- Supplied data
------------------------------

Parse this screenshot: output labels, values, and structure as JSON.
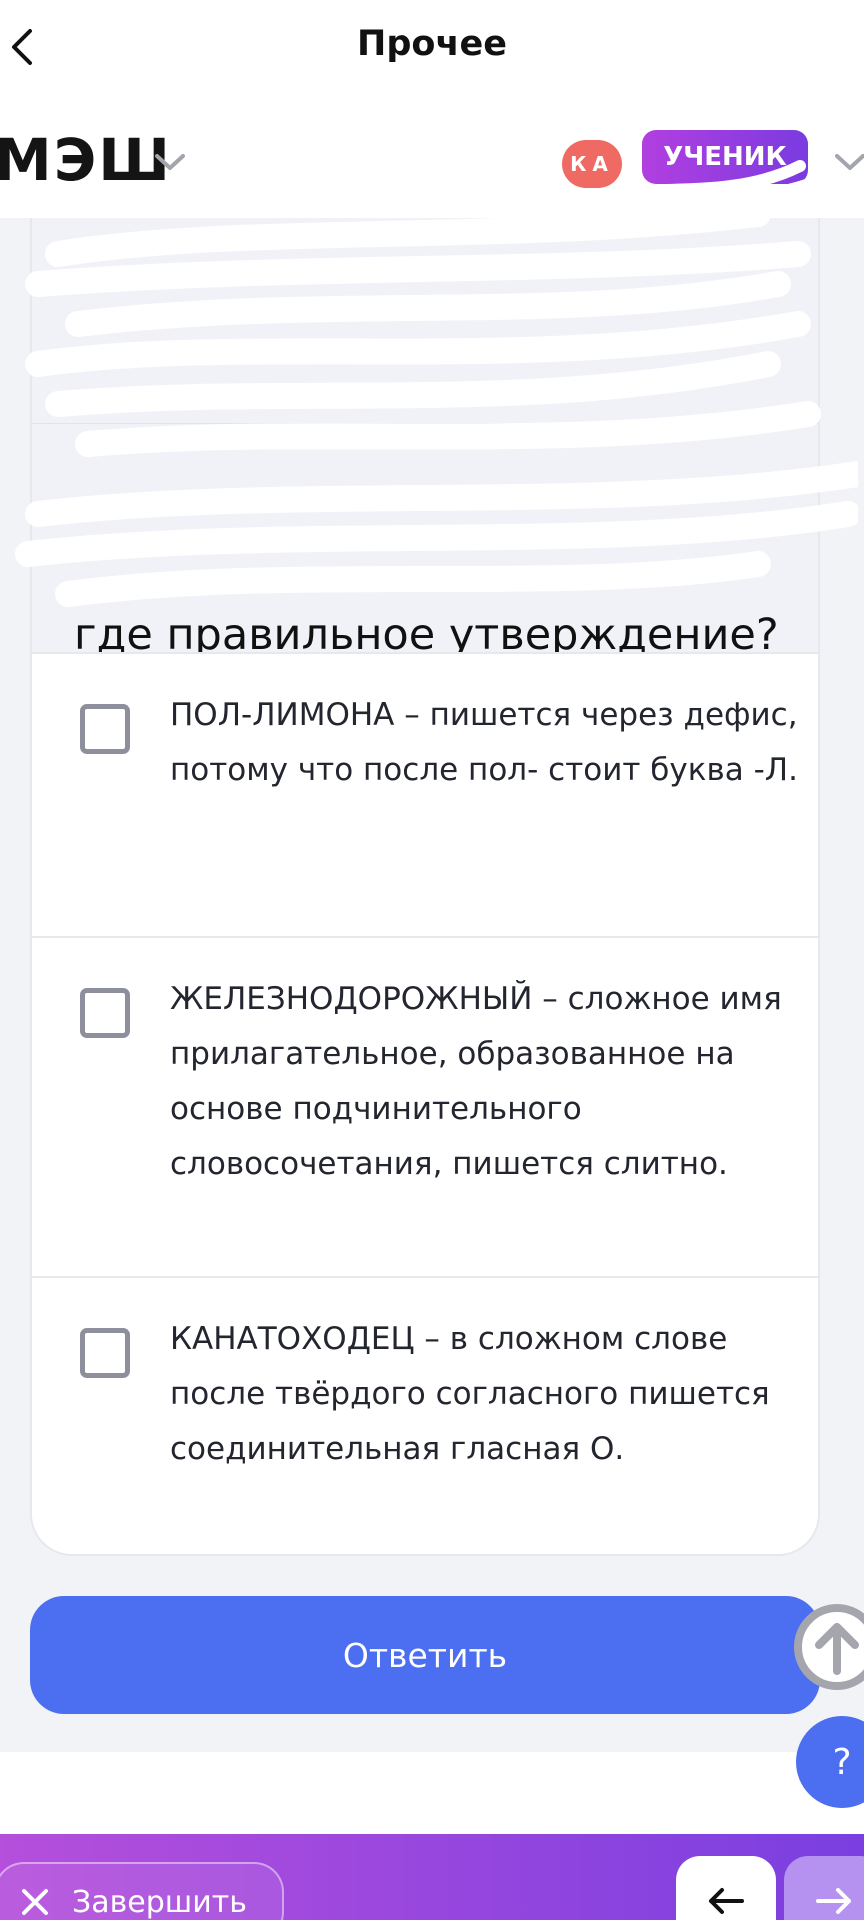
{
  "nav": {
    "title": "Прочее"
  },
  "header": {
    "logo": "МЭШ",
    "avatar_initials": "КА",
    "role": "УЧЕНИК"
  },
  "question": {
    "text": "где правильное утверждение?"
  },
  "options": [
    {
      "text": "ПОЛ-ЛИМОНА – пишется через дефис, потому что после пол- стоит буква -Л.",
      "checked": false
    },
    {
      "text": "ЖЕЛЕЗНОДОРОЖНЫЙ – сложное имя прилагательное, образованное на основе подчинительного словосочетания, пишется слитно.",
      "checked": false
    },
    {
      "text": "КАНАТОХОДЕЦ – в сложном слове после твёрдого согласного пишется соединительная гласная О.",
      "checked": false
    }
  ],
  "actions": {
    "submit": "Ответить",
    "help": "?",
    "finish": "Завершить"
  },
  "icons": [
    "chevron-left-icon",
    "chevron-down-icon",
    "check-icon",
    "arrow-up-icon",
    "close-icon",
    "arrow-left-icon",
    "arrow-right-icon"
  ],
  "colors": {
    "accent": "#4c6ef1",
    "purple_start": "#b23fe0",
    "purple_end": "#7a3be0",
    "avatar": "#ee6a63"
  }
}
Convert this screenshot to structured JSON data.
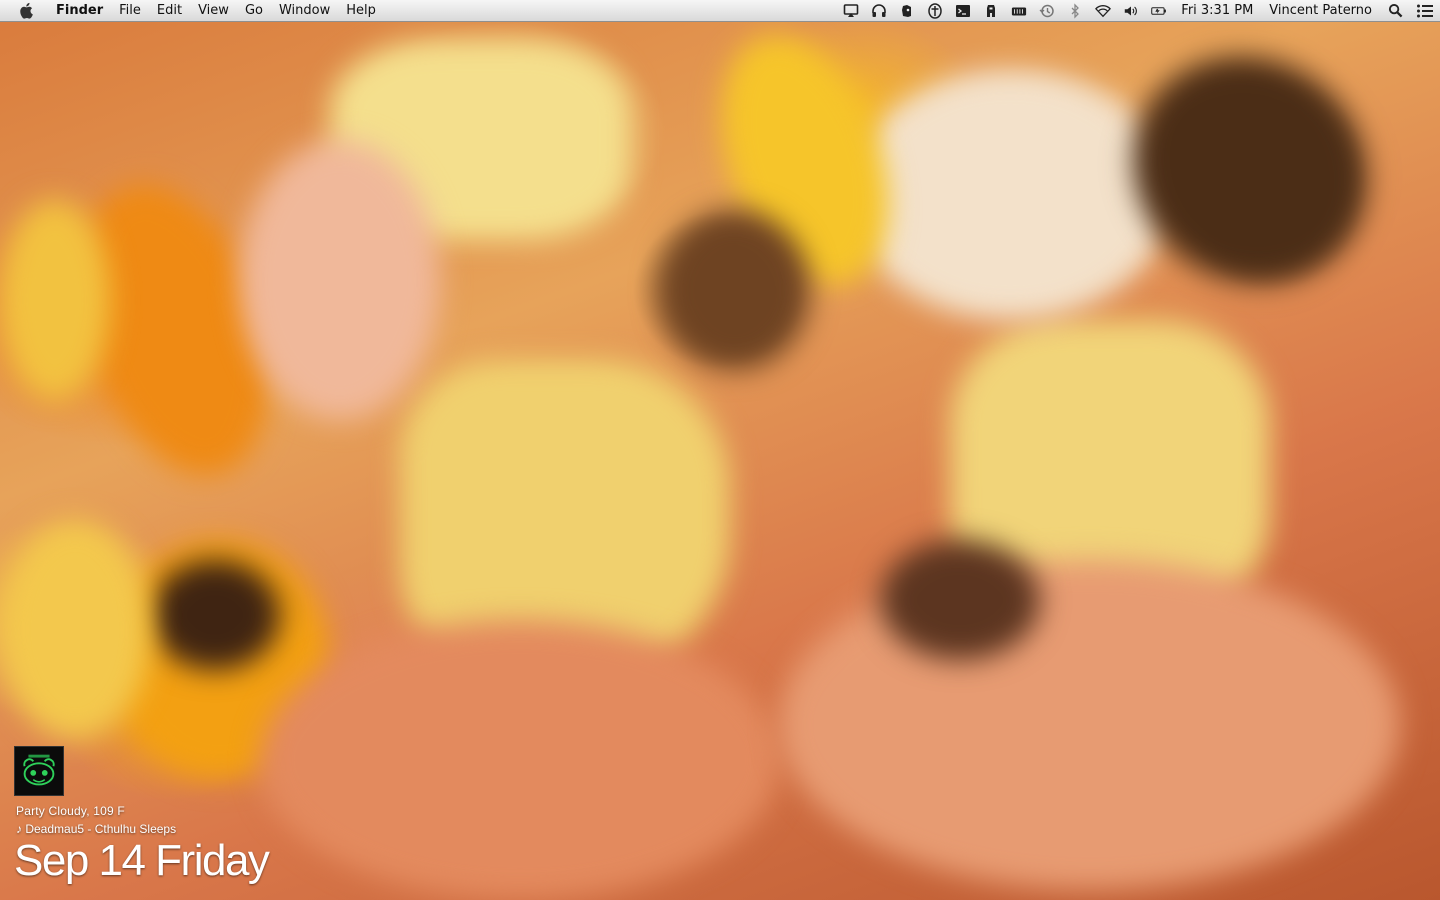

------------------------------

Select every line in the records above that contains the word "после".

- Answer to the exercise
      "text": "ПОЛ-ЛИМОНА – пишется через дефис, потому что после пол- стоит буква -Л.",
      "text": "КАНАТОХОДЕЦ – в сложном слове после твёрдого согласного пишется соединительная гласная О.",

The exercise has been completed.